— AIM OF THE TASK —
Only the pictures are to be dropped; return all other data below exactly.

— GIVEN RECORDS —
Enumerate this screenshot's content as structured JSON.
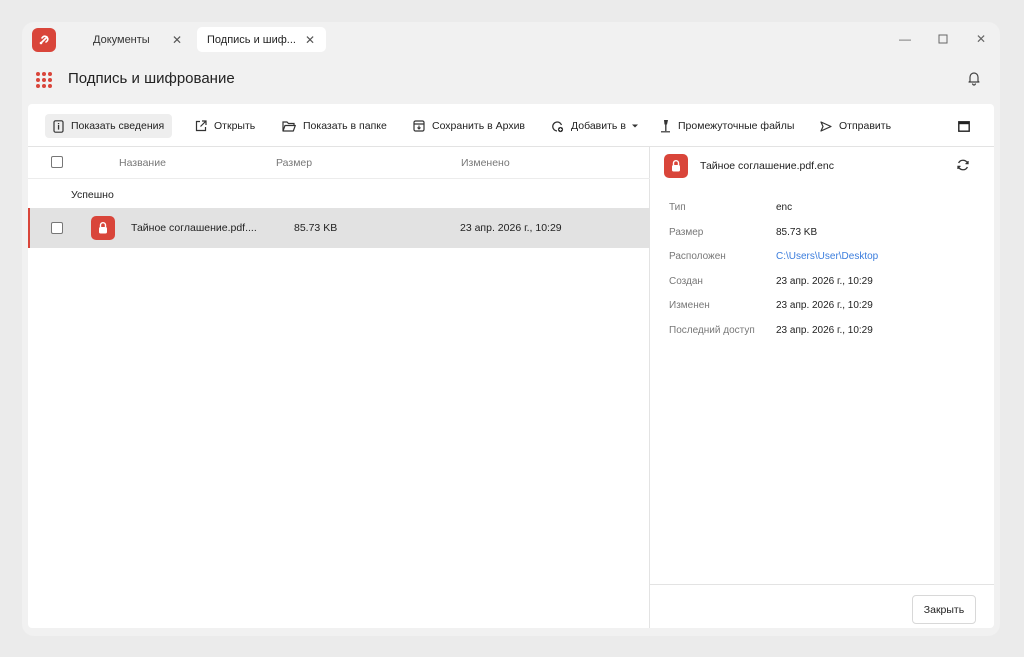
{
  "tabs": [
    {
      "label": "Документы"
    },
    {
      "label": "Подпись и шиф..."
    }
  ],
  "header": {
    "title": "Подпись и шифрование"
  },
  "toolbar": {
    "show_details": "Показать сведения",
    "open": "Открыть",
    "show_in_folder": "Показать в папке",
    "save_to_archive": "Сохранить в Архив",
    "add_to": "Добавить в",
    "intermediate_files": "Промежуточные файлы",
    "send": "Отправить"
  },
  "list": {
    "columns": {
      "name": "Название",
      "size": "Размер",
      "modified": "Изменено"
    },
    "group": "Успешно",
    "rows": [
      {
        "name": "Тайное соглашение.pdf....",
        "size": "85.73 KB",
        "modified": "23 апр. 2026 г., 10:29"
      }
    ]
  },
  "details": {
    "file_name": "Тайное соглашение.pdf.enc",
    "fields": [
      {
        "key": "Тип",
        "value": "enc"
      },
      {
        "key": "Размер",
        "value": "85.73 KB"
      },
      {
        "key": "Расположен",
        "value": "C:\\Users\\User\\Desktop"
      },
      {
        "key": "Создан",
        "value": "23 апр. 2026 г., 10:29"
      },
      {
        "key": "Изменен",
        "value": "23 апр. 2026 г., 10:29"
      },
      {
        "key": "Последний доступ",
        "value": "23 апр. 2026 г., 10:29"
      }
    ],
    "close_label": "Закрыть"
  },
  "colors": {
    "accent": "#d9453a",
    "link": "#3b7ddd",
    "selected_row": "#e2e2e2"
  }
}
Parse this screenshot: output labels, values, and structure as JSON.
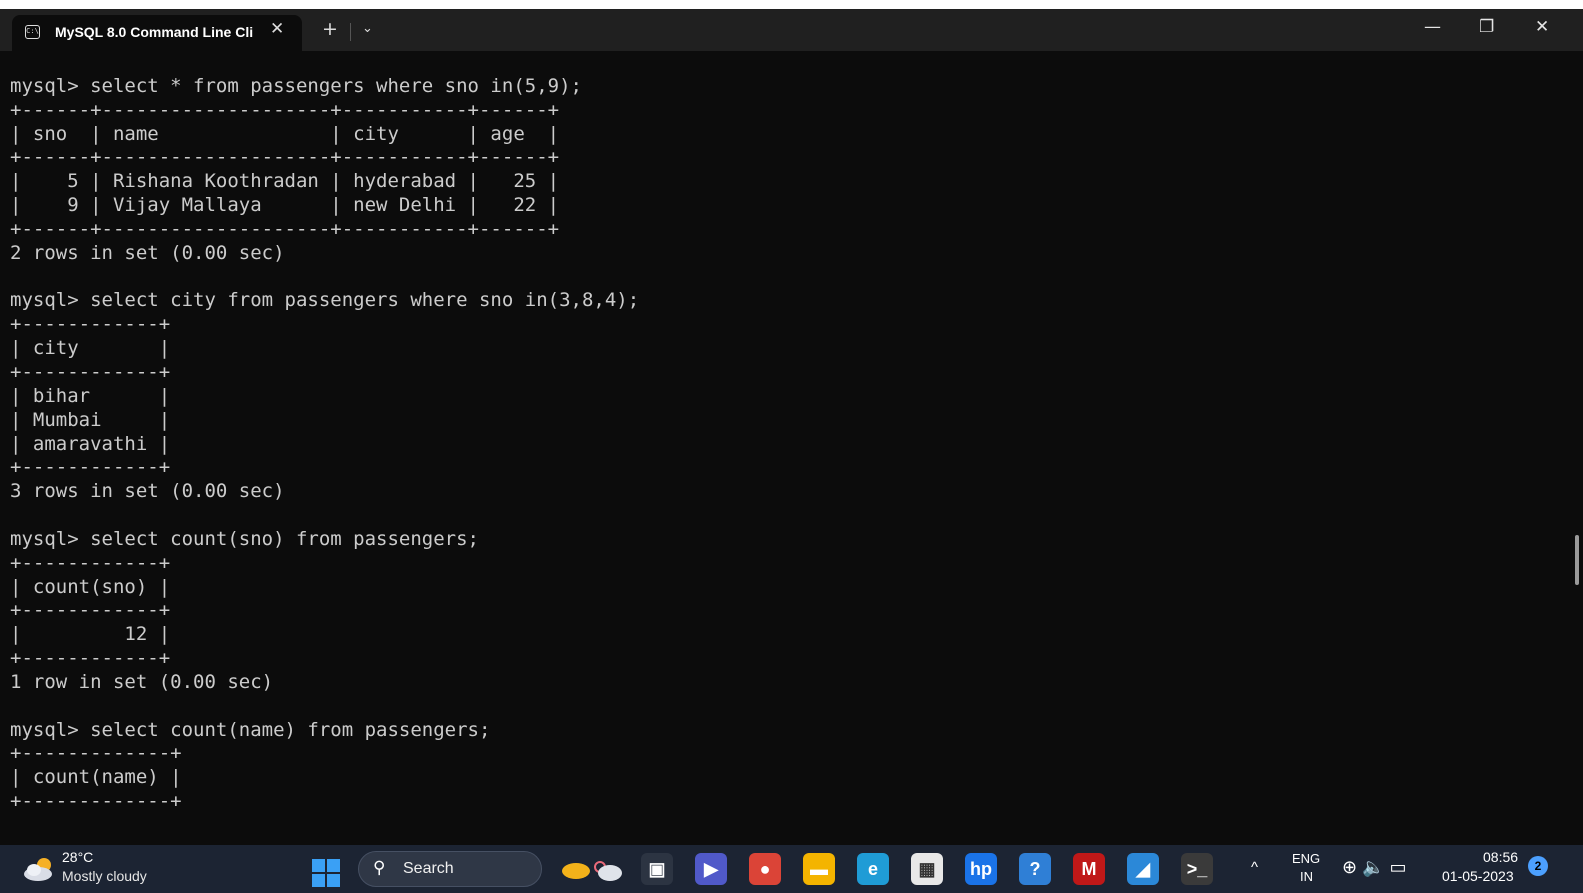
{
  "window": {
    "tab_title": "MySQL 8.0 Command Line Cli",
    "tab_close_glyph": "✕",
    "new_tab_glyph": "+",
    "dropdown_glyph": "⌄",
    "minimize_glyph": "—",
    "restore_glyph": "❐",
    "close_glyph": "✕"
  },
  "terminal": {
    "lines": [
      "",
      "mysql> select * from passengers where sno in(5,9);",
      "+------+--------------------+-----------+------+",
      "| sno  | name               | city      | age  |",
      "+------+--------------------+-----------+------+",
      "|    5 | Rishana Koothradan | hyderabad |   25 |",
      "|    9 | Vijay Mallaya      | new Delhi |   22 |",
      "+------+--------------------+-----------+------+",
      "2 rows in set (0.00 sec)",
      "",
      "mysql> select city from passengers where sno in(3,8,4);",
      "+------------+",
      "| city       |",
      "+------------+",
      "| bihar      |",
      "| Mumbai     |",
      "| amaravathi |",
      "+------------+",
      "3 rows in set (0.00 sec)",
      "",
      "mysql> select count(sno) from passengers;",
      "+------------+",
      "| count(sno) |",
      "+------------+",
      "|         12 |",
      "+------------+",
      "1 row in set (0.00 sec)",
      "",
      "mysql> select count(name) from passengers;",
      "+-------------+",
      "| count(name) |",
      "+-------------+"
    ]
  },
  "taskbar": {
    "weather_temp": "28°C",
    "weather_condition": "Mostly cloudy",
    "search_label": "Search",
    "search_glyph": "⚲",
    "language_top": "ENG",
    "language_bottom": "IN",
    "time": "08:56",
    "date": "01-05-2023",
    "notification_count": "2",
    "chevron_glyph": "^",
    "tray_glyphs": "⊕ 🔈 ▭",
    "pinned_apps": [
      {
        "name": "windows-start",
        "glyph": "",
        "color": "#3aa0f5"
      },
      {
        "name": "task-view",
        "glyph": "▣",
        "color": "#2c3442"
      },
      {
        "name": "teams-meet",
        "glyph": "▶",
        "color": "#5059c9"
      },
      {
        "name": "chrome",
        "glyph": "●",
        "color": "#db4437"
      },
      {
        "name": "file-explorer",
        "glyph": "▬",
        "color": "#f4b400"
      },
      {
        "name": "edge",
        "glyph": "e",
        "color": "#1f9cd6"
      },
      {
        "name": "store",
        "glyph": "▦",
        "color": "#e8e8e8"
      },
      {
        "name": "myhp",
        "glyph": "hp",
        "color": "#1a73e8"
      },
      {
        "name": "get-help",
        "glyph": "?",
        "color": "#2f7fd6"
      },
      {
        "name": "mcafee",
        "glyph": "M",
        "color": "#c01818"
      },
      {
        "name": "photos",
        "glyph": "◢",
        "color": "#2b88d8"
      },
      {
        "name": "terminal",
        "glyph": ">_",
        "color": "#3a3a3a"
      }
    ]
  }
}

— SOLUTION FOR THIS EXERCISE —
Enumerate this screenshot's content as structured JSON.
{
  "tabs": [
    {
      "label": "Документы"
    },
    {
      "label": "Подпись и шиф..."
    }
  ],
  "header": {
    "title": "Подпись и шифрование"
  },
  "toolbar": {
    "show_details": "Показать сведения",
    "open": "Открыть",
    "show_in_folder": "Показать в папке",
    "save_to_archive": "Сохранить в Архив",
    "add_to": "Добавить в",
    "intermediate_files": "Промежуточные файлы",
    "send": "Отправить"
  },
  "list": {
    "columns": {
      "name": "Название",
      "size": "Размер",
      "modified": "Изменено"
    },
    "group": "Успешно",
    "rows": [
      {
        "name": "Тайное соглашение.pdf....",
        "size": "85.73 KB",
        "modified": "23 апр. 2026 г., 10:29"
      }
    ]
  },
  "details": {
    "file_name": "Тайное соглашение.pdf.enc",
    "fields": [
      {
        "key": "Тип",
        "value": "enc"
      },
      {
        "key": "Размер",
        "value": "85.73 KB"
      },
      {
        "key": "Расположен",
        "value": "C:\\Users\\User\\Desktop"
      },
      {
        "key": "Создан",
        "value": "23 апр. 2026 г., 10:29"
      },
      {
        "key": "Изменен",
        "value": "23 апр. 2026 г., 10:29"
      },
      {
        "key": "Последний доступ",
        "value": "23 апр. 2026 г., 10:29"
      }
    ],
    "close_label": "Закрыть"
  },
  "colors": {
    "accent": "#d9453a",
    "link": "#3b7ddd",
    "selected_row": "#e2e2e2"
  }
}
Parse this screenshot: output labels, values, and structure as JSON.
{
  "window": {
    "tab_title": "MySQL 8.0 Command Line Cli",
    "tab_close_glyph": "✕",
    "new_tab_glyph": "+",
    "dropdown_glyph": "⌄",
    "minimize_glyph": "—",
    "restore_glyph": "❐",
    "close_glyph": "✕"
  },
  "terminal": {
    "lines": [
      "",
      "mysql> select * from passengers where sno in(5,9);",
      "+------+--------------------+-----------+------+",
      "| sno  | name               | city      | age  |",
      "+------+--------------------+-----------+------+",
      "|    5 | Rishana Koothradan | hyderabad |   25 |",
      "|    9 | Vijay Mallaya      | new Delhi |   22 |",
      "+------+--------------------+-----------+------+",
      "2 rows in set (0.00 sec)",
      "",
      "mysql> select city from passengers where sno in(3,8,4);",
      "+------------+",
      "| city       |",
      "+------------+",
      "| bihar      |",
      "| Mumbai     |",
      "| amaravathi |",
      "+------------+",
      "3 rows in set (0.00 sec)",
      "",
      "mysql> select count(sno) from passengers;",
      "+------------+",
      "| count(sno) |",
      "+------------+",
      "|         12 |",
      "+------------+",
      "1 row in set (0.00 sec)",
      "",
      "mysql> select count(name) from passengers;",
      "+-------------+",
      "| count(name) |",
      "+-------------+"
    ]
  },
  "taskbar": {
    "weather_temp": "28°C",
    "weather_condition": "Mostly cloudy",
    "search_label": "Search",
    "search_glyph": "⚲",
    "language_top": "ENG",
    "language_bottom": "IN",
    "time": "08:56",
    "date": "01-05-2023",
    "notification_count": "2",
    "chevron_glyph": "^",
    "tray_glyphs": "⊕ 🔈 ▭",
    "pinned_apps": [
      {
        "name": "windows-start",
        "glyph": "",
        "color": "#3aa0f5"
      },
      {
        "name": "task-view",
        "glyph": "▣",
        "color": "#2c3442"
      },
      {
        "name": "teams-meet",
        "glyph": "▶",
        "color": "#5059c9"
      },
      {
        "name": "chrome",
        "glyph": "●",
        "color": "#db4437"
      },
      {
        "name": "file-explorer",
        "glyph": "▬",
        "color": "#f4b400"
      },
      {
        "name": "edge",
        "glyph": "e",
        "color": "#1f9cd6"
      },
      {
        "name": "store",
        "glyph": "▦",
        "color": "#e8e8e8"
      },
      {
        "name": "myhp",
        "glyph": "hp",
        "color": "#1a73e8"
      },
      {
        "name": "get-help",
        "glyph": "?",
        "color": "#2f7fd6"
      },
      {
        "name": "mcafee",
        "glyph": "M",
        "color": "#c01818"
      },
      {
        "name": "photos",
        "glyph": "◢",
        "color": "#2b88d8"
      },
      {
        "name": "terminal",
        "glyph": ">_",
        "color": "#3a3a3a"
      }
    ]
  }
}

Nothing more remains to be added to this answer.